Power of One
The Mockingbird Society has accomplished a lot and it couldn’t have been possible without youth voice! Within the last ten years of summits, we’ve worked with legislators to pass more than 25 bills into laws. In celebration of Mockingbird’s 10th annual Foster Youth and Alumni Leadership Summit, I would like to recognize how this event has shaped me into the leader that I am today. It taught me the value of community engagement, allowed me to see the growth of the event and those involved, and it empowered me to see my role as an advocate in this year’s summit.
I have attended every summit for the past five years, and realized that I’ve grown tremendously as a leader because of it.
Passion can be terrifying. In foster care, there is a reverence in planning. In life, most are told there is only one correct path. Ignoring the typical narrative and following your passion is scary, but terribly important. That’s why it’s necessary to find people who will support your quest to be happy. As for me, I took a leap of faith and ended up at The Mockingbird Society.
Fall is a busy season for us here at The Mockingbird Society.
When you read about the child welfare system today, it’s hard not to come to the conclusion that it is broken. Foster parent retention is very low and caseloads are very high. Outcomes for former foster youth, though they have improved over the years, remain poor across the board — high rates of homelessness and incarceration, lower rates of high school graduation.
Washington state has been struggling to reform our public education system. Currently, the McCleary decision is on the minds of many. The McCleary decision is a ruling made by the State Supreme Court that addresses the funding for Washington’s K-12 public education programs. This funding is meant to improve the public education system by reducing class sizes in kindergarten through third grade and expanding basic state-funded education. It is important to note that this is the Court’s fourth attempt to tackle this issue since 1977.
Pay It Forward
Now is the time quite a few people are going back to school. If you’re anything like me, when you start college, you will think “I can totally take on 12 credits without help!” and you may even choose to take those 12 credits online. I’m here to tell you that it’s ok to ask for help, and you may not want to take those 12 credits all at once and online if you have any responsibilities outside of school. If your case manager says you’re taking on more than you can handle, they’re probably right. I’m not saying this to discourage you; I’m saying it based on my own experience.
It’s that time of the year again. That’s right, school is starting back up! This can be an exciting time for students but it can also be an equally stressful time for those who lack the proper resources to start their year strong. Over 5,000 young people experience housing instability in King County and countless others face poverty. Getting school supplies is a very real struggle, which is often coupled with housing instability. However, there is light down this dark road. In King County and across the state there are various resources available to families who are struggling with buying school supplies.
Cecily Ferguson, the new Seattle and Everett Engagement Specialist, started at The Mockingbird Society at the end of June 2015. Before Cecily joined The Mockingbird Society, she worked at a variety of places — at the YMCA Young Adult Services, the University of Washington Medical Center, and Seattle Municipal Court in Probation Services.
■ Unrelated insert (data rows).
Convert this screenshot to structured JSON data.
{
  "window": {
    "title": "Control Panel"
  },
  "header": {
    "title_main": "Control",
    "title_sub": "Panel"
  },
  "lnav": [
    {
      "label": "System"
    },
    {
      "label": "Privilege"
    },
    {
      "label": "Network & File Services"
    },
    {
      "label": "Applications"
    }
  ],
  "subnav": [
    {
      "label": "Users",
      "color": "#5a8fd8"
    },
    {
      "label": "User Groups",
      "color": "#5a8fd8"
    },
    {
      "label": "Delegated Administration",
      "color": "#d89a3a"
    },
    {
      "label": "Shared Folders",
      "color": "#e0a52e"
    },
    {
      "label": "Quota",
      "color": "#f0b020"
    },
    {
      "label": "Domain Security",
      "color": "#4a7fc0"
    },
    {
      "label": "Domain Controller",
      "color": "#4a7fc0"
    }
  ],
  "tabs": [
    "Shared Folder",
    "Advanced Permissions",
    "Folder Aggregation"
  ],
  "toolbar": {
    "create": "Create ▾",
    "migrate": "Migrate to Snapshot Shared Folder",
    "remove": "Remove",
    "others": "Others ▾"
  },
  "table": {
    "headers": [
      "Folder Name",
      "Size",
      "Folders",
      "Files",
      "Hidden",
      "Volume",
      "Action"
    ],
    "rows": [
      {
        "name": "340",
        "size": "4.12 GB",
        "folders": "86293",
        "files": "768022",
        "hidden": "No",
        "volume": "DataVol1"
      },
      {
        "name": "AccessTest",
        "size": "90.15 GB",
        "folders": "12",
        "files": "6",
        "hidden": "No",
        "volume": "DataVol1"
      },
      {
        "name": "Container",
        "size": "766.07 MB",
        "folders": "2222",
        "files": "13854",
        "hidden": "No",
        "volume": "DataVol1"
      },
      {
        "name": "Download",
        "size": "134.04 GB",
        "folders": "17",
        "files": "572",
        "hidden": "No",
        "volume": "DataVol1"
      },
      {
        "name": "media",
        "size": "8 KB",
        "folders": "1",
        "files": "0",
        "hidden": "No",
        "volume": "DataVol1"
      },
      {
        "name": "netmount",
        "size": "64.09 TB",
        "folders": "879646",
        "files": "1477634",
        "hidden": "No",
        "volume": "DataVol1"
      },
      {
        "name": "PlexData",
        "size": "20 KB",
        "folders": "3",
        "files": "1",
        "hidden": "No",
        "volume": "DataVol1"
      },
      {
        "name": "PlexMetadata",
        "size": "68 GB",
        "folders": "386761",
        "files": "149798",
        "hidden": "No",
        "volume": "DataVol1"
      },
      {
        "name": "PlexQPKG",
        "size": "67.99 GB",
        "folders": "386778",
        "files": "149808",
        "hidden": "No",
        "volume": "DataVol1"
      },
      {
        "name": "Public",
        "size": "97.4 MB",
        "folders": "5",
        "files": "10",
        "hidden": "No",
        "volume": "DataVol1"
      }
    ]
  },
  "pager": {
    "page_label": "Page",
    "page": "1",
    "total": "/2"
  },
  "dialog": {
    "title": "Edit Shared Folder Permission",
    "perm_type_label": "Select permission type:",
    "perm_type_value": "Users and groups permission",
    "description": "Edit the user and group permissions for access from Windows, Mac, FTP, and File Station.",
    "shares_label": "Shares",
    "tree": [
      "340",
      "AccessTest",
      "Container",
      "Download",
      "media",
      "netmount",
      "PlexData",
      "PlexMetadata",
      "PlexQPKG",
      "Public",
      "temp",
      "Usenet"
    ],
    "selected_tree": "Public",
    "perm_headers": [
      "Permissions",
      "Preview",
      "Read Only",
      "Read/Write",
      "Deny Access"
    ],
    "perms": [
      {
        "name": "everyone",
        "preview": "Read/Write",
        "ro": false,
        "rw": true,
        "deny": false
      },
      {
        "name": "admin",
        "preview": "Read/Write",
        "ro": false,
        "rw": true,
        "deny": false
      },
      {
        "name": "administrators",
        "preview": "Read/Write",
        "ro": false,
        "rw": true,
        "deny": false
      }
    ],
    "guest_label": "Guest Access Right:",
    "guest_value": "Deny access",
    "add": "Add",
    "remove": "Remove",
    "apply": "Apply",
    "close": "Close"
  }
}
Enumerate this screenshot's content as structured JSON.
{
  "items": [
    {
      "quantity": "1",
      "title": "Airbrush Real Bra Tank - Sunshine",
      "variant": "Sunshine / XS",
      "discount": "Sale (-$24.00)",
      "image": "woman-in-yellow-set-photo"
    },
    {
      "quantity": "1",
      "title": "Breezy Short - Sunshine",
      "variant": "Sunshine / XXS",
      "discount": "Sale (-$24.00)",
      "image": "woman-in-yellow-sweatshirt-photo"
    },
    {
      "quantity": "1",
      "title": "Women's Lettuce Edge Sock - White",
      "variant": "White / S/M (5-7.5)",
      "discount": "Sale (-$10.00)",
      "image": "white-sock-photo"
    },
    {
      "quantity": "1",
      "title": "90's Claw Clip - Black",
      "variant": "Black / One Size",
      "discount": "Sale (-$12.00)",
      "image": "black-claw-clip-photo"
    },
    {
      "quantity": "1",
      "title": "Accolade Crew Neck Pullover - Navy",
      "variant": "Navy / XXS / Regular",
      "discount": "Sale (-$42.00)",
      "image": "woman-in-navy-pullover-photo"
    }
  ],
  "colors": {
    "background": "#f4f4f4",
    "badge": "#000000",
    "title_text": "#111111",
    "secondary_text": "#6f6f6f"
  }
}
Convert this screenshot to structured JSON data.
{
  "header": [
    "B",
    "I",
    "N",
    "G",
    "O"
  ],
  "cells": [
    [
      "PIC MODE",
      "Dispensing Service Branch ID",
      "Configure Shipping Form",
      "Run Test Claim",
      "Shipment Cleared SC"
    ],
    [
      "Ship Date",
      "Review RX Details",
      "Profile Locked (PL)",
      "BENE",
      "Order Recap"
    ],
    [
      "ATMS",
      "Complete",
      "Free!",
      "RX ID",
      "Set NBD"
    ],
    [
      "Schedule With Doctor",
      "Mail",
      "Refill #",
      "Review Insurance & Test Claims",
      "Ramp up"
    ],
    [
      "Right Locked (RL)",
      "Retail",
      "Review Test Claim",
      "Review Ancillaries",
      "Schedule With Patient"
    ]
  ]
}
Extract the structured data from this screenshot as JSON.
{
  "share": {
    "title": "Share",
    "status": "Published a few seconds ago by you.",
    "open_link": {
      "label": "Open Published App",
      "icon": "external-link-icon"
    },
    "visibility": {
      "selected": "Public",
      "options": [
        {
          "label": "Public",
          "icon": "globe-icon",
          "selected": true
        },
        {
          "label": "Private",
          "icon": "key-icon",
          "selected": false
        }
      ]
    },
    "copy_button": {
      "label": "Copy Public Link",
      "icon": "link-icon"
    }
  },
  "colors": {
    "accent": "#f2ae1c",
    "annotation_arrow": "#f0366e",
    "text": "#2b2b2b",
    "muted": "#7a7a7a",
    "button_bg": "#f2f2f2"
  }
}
She has volunteered at the King County Needle Exchange and RAIN City Animal Rescue. Cecily has a Masters of Social Work from University of Washington. She has a passion for working with youth and young adults and is excited to be a part of the Mockingbird team working as an ally for youth who have experienced the foster care and homelessness systems.
“What is one thing you do to keep a healthy mind and body?”
“When it comes to my body and mind, I like to sit down and write poetry or I just write. I find that writing for me helps distract and ease my mind from what is on it. I like to go on walks and just listen to different kinds of music that fits into the mood that I am in. I find that taking long walks is very soothing for the mind because it helps me process whatever is going on.” Olympia chapter member